* _DATA FOR THIS EXERCISE_:
Content starts

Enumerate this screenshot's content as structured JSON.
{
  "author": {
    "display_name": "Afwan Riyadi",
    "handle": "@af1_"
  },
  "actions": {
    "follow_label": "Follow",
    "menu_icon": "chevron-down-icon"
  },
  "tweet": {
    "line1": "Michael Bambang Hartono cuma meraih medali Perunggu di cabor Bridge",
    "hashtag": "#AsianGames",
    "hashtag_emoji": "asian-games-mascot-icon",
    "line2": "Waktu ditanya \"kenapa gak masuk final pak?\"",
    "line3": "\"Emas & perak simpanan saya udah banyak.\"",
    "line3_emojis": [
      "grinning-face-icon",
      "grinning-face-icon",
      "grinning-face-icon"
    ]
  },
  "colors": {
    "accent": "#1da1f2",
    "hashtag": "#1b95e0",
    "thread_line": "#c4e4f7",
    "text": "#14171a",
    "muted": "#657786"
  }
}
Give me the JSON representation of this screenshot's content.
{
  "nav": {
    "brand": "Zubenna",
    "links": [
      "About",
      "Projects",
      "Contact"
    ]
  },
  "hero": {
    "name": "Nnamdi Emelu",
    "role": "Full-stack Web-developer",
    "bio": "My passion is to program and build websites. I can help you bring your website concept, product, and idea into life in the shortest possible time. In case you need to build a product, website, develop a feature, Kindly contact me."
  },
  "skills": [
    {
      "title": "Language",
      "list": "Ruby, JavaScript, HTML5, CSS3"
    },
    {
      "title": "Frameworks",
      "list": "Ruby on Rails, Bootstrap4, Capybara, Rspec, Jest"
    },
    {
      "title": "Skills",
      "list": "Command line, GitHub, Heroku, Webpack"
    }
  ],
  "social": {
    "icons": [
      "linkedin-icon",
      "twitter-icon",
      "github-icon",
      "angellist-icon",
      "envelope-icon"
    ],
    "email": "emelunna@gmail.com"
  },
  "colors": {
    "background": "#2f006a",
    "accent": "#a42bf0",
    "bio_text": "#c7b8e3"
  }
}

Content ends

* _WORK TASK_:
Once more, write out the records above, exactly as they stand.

* _ANSWER TO THE PROBLEM_:
Enumerate this screenshot's content as structured JSON.
{
  "author": {
    "display_name": "Afwan Riyadi",
    "handle": "@af1_"
  },
  "actions": {
    "follow_label": "Follow",
    "menu_icon": "chevron-down-icon"
  },
  "tweet": {
    "line1": "Michael Bambang Hartono cuma meraih medali Perunggu di cabor Bridge",
    "hashtag": "#AsianGames",
    "hashtag_emoji": "asian-games-mascot-icon",
    "line2": "Waktu ditanya \"kenapa gak masuk final pak?\"",
    "line3": "\"Emas & perak simpanan saya udah banyak.\"",
    "line3_emojis": [
      "grinning-face-icon",
      "grinning-face-icon",
      "grinning-face-icon"
    ]
  },
  "colors": {
    "accent": "#1da1f2",
    "hashtag": "#1b95e0",
    "thread_line": "#c4e4f7",
    "text": "#14171a",
    "muted": "#657786"
  }
}
Give me the JSON representation of this screenshot's content.
{
  "nav": {
    "brand": "Zubenna",
    "links": [
      "About",
      "Projects",
      "Contact"
    ]
  },
  "hero": {
    "name": "Nnamdi Emelu",
    "role": "Full-stack Web-developer",
    "bio": "My passion is to program and build websites. I can help you bring your website concept, product, and idea into life in the shortest possible time. In case you need to build a product, website, develop a feature, Kindly contact me."
  },
  "skills": [
    {
      "title": "Language",
      "list": "Ruby, JavaScript, HTML5, CSS3"
    },
    {
      "title": "Frameworks",
      "list": "Ruby on Rails, Bootstrap4, Capybara, Rspec, Jest"
    },
    {
      "title": "Skills",
      "list": "Command line, GitHub, Heroku, Webpack"
    }
  ],
  "social": {
    "icons": [
      "linkedin-icon",
      "twitter-icon",
      "github-icon",
      "angellist-icon",
      "envelope-icon"
    ],
    "email": "emelunna@gmail.com"
  },
  "colors": {
    "background": "#2f006a",
    "accent": "#a42bf0",
    "bio_text": "#c7b8e3"
  }
}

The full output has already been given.